Jefre Cantu-Ledesma

Known by name to me, but not with as much familiarity as I would've hoped, Jefre is another artist which has been floating on my periphery for quite some time. He is known to many for his work in bands such as Tarentel, the co-founder of the Root Strata label and has also partnered with Substrata veteran Grouper as Raum

The below video is taken from his February 2015 release, A Year With 13 Moons. Going by this album and his production roots, it sounds like we'll be treated to a wall of glorious and colorful sound come festival-time.


Tiny Vipers

Bringing it home for Seattle is local acoustic singer Tiny Vipers. Similarly to Jefre above, Jesy Fortino has also partnered up with Liz Harris (Grouper) on one production in the past, but is perhaps better known for her solo acoustic performances, often seen playing live across Seattle on Kexp, or at the infamous Triple Door.

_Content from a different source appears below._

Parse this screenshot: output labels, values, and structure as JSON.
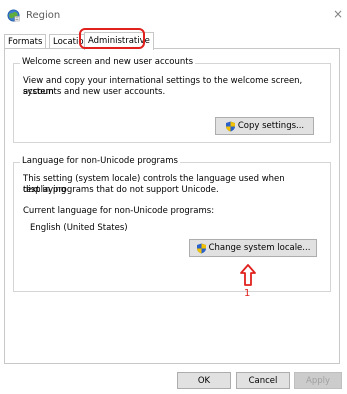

For her performance at this Substrata, Jesy is set to play all new music made for analog synthezisers & tapes, in a similar vibe to German music like Tangerine Dream or Popol Vuh.

Below, her 2009 album Life On Earth seems a good place to reflect on what's she's done before, but it sounds like we'll be treated to something completely new at the festival. 


Tara Jane O'Neil

With a release on Mississippi Records dating back to 2006 - an infamous record store and label here in Portland, we could ascertain what kind of sound Tara may have in-store for us. Fast-forward to 2014 and it's Tara's release on Kranky which might have peaked the ears of festival curator Rafael, but similar to the above Tiny Vipers, Substrata will pay witness to a newly commissioned ambient and drone set. 



The beauty of this feature helps me get to grips with the type of music I can expect at Substrata, but as Rauelsson is likely to prove in a few months time, it will probably be the performance, not just music that becomes engrained in my memory.

A multi-instrumentalist, combining modern-classical with subtle electronics, it could be the type of performance I've witnessed from the likes of Nils Frahm and last years Evan Caminiti, judging by the below video and his latest release on Sonic Pieces (home to Otto A Totland).

My most anticipated performance of the festival for sure, we'll no doubt be welcomed with a stage-full of instruments for Rauelsson's return to the Pacific North West. 


Mary Lattimore

We'll be treated to a dedicated Harp performance this year by Mary Lattimore, and just like last year's solo cellist, Julia Kent, I'm hoping for another educational yet encapsulating performance on an instrument I very rarely get to see live. 

Mary has 'performed, collaborated, and recorded with who’s who of the indie rock scene: Jarvis Cocker, Thurston Moore, Sharon Van Etten, Meg Baird, Kurt Vile, Steve Gunn, 
Ed Askew, Fursaxa and many others', 
and this is one of the many reasons I enjoy and respect this festival. I would never choose to go and see a Harp player playing solo, yet I'm pretty sure we'll experience something unforgettable and perhaps, my musical senses will broaden just that little bit further.

Below, Mary playing alongside Jeff Zeigler in a mesmorizing and hypnotic performance.



Another local Seattle musician with a healthy back-catalog. Norm Chambers' latest release Disintegrating Landscape is a 47-minute long journey, beginning with very obvious rattling field recordings and slowly evolving into an intensely varied electronic spectrum - from organic instruments, through to atmoshperic washes into bleeps and synthesizers. This kind of extended, probably improvised set, is perfect for the attentive audience at Substrata. 


The last two artists on the lineup, Paul Clipson and Leo Mayberry are set to provide the visuals to the weekend's performances. With such an intimate space, and an audience looking to exploit such detailed and immersive music, artists such as Paul and Leo play a critical role in the experience and the vision Rafael seeks.

Leo Mayberry's local experience has previously seen him take the role of Decibel Festival's Visual Coordinator alongside gigs in pretty much every local Seattle venue, and San Francisco's Paul Clipson has featured within the New York Film Festival, Edinburgh Film Festival, and the Rotterdam International Film Festival to name just a few.